***** DATA SUPPLIED *****
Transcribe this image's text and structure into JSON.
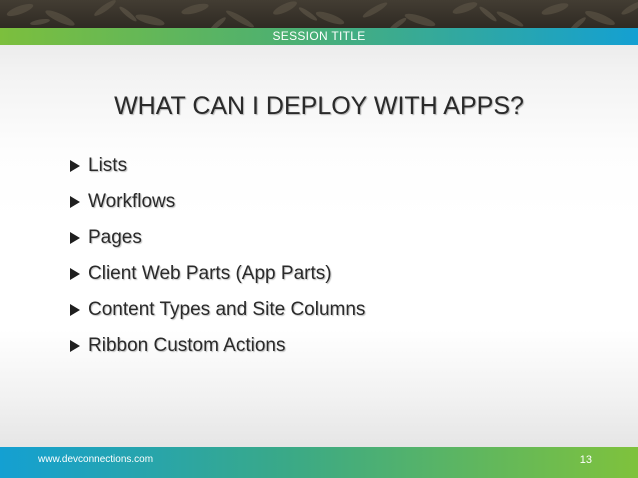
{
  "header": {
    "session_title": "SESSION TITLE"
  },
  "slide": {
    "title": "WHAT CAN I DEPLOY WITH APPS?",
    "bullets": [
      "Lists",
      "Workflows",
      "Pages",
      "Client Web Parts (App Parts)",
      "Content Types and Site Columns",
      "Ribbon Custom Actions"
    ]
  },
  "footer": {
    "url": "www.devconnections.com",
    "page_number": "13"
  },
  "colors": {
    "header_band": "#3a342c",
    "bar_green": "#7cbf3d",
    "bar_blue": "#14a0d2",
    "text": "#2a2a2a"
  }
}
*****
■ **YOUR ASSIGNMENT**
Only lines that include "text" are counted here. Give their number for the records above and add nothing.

■ **RESPONSE AREA**
2